Mechanical Testing and Validation of MRI-Derived Finite Element Models

Daniel looking at an MRI image on a computer.

Students

College

Faculty

Assistant Professor of Radiology
Medicine

Project Summary

This past summer I had the opportunity to dive further into research as part of the Laboratory for Structural, Physiologic and Functional Imaging (LSPFI) in the Perelman School of Medicine. Our research was primarily focused around the current insufficient methods of diagnosing osteoporosis. Presently, DXA standards are the primary measure for diagnosing osteoporosis, which are determined by a single measure for bone mineral density (BMD). Measuring by BMD alone fails to account for the internal microarchitecture of bone, and as a result many patients that are at risk of sustaining a hip fracture are underdiagnosed. One method for determining the true strength of bone is by simulating how bone would break under a fall. Simulations by finite element analysis (FEA) derived from CT scans of the femur have been validated, however CT scans expose patients to harmful ionizing radiation. A less harmful alternative that we explored this summer is by using MRI scans to develop models in place of CT.

I was primarily focused on producing accurate simulations of hip models derived from MRI imaging. This was a highly technical process that involved multiple steps. First, the scans of bone were segmented to produce models. Second, we needed to determine values for bone marrow intensity and cortical bone in order to distinguish bone from non-bone in the simulation.

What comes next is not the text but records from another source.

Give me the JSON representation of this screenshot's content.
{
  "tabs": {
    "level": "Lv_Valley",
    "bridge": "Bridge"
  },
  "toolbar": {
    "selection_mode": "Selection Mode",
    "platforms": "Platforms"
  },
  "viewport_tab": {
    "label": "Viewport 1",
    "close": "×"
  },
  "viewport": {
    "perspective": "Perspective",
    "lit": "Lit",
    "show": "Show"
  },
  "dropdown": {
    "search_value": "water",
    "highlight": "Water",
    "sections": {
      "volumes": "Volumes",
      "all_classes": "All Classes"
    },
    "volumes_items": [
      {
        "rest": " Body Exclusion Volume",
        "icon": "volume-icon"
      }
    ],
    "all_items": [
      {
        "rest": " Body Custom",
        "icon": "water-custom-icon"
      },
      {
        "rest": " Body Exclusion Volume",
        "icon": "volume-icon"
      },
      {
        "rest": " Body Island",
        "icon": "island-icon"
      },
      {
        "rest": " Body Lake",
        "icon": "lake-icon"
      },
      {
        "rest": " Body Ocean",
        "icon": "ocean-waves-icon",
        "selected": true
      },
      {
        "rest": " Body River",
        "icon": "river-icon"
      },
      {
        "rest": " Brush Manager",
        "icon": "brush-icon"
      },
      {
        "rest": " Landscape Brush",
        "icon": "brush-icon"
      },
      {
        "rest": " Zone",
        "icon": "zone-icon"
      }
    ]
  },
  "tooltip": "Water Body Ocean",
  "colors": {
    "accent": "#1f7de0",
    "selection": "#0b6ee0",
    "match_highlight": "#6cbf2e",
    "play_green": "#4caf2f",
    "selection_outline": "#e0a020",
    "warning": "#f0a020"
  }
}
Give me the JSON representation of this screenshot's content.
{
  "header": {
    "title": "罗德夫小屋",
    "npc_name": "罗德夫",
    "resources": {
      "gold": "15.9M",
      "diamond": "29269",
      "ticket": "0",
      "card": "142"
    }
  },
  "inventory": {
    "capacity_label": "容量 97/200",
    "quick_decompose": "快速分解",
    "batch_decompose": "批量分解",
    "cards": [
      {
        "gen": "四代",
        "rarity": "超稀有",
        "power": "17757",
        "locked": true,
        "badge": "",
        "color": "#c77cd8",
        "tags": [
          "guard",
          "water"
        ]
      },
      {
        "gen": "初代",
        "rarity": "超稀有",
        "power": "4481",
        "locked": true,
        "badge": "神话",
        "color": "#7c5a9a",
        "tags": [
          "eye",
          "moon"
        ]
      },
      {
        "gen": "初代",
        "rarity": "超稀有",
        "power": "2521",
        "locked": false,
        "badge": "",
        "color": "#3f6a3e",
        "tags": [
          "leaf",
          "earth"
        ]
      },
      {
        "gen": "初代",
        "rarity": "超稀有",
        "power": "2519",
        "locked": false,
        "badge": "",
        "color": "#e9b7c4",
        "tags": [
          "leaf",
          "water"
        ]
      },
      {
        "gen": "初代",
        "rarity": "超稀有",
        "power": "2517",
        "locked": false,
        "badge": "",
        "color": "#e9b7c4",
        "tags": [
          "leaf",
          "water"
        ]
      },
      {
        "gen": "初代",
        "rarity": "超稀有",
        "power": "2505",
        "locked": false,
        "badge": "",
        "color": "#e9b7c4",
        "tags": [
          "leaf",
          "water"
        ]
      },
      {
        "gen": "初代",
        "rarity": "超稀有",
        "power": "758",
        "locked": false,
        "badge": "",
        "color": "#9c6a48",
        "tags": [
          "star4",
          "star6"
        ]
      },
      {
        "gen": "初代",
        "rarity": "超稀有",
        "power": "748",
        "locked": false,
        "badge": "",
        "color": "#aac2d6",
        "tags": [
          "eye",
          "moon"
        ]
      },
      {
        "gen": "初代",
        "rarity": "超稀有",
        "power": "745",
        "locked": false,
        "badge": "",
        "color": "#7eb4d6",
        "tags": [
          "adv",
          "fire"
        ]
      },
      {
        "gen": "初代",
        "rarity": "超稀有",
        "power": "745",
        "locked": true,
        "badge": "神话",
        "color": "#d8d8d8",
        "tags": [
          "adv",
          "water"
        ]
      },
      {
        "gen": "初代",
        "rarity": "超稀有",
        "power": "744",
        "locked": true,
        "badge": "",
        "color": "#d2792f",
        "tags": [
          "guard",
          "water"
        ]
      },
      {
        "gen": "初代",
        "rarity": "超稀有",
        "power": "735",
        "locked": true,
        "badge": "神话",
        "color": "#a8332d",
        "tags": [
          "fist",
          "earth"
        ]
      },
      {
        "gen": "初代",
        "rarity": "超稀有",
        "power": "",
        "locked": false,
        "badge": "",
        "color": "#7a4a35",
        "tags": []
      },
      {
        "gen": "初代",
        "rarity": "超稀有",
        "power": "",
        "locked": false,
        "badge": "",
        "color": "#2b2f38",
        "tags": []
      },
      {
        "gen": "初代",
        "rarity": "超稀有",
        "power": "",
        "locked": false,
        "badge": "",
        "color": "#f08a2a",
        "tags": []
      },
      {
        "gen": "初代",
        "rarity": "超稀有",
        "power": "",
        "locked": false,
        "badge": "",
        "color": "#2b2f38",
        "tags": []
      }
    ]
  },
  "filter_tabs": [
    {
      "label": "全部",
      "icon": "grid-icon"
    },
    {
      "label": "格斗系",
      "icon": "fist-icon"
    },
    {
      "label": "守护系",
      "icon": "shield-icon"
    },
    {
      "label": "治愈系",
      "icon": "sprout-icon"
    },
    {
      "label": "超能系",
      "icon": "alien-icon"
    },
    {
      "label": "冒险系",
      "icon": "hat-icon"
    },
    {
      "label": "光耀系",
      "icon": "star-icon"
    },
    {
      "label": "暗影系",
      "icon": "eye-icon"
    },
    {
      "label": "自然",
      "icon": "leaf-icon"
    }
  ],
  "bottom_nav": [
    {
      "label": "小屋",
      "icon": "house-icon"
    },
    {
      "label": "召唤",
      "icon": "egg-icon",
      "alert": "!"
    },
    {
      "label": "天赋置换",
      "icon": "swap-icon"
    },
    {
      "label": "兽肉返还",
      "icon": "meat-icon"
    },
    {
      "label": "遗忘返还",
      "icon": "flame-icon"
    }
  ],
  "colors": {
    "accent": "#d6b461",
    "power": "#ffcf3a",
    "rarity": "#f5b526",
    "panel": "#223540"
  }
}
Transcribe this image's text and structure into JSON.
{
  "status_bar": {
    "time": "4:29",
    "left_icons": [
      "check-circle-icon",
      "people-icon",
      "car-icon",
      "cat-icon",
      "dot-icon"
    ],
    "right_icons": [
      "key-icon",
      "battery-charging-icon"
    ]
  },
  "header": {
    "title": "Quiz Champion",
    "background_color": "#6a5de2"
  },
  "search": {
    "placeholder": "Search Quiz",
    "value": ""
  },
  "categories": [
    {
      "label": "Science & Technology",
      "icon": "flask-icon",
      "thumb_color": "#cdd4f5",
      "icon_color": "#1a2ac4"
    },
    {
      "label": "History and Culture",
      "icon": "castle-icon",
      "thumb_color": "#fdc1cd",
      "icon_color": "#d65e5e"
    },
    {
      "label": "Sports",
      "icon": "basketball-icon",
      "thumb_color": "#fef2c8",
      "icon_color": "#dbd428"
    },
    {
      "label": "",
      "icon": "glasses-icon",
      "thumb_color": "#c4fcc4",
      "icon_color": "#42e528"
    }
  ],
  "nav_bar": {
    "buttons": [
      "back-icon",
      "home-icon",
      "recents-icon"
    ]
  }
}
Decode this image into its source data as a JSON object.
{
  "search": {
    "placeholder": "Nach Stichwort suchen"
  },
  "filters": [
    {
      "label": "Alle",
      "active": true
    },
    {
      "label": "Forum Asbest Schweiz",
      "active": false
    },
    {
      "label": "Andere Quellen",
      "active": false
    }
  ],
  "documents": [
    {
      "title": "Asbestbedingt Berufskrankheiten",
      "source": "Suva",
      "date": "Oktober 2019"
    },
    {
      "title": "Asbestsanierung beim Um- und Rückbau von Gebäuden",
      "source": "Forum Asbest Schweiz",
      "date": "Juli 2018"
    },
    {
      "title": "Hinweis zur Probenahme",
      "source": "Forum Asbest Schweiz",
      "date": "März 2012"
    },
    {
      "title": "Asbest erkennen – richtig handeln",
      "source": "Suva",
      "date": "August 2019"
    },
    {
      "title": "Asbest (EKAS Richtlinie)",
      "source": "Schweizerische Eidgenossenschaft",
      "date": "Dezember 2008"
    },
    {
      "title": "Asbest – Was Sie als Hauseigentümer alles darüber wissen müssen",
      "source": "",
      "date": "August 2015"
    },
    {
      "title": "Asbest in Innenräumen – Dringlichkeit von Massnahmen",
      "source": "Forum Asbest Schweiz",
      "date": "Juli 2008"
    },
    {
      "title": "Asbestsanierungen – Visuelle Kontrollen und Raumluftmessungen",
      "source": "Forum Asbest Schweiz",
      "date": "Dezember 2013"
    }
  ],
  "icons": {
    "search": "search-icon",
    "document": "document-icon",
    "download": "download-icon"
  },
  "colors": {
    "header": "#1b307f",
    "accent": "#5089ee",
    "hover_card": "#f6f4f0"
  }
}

Third, we ran the simulations and compared to direct mechanical testing of the same cadavers that we obtained MRI scans of. I also helped conduct the analysis between the mechanical data and values produced from running FEA. After we found that simulating by MRI-derived models was predictive of mechanical strength, we also developed a plan to further validate our methods by comparing to microCT derived models. We are currently in the process of creating the models from the microCT scans and testing via FEA. Lastly, I also investigated a relatively novel method of MRI called ultrashort echo time (UTE) imaging. In traditional MRI, only liquid and fat content of bone regions can be measured, and bone is determined from areas in which there is no signal received. This is because the signal from bone decays too quickly for it to be captured by the MRI machine. In UTE, the echo time between the pulse emitted by the MRI machine and the detection of the signal is short enough that data from bone (T2) species is able to be captured. This is significant because data about the actual quality of bone, instead of simply the presence or absence of bone can be obtained. We are currently working to develop new models utilizing UTE technology, which I am excited to continue to be a part of.

I am extremely grateful that I was granted the opportunity to focus in on the intricacies of this type of research this summer, since this is something that can be difficult to do during the school year while balancing other classes and responsibilities. I look forward to continuing my involvement in research throughout my life.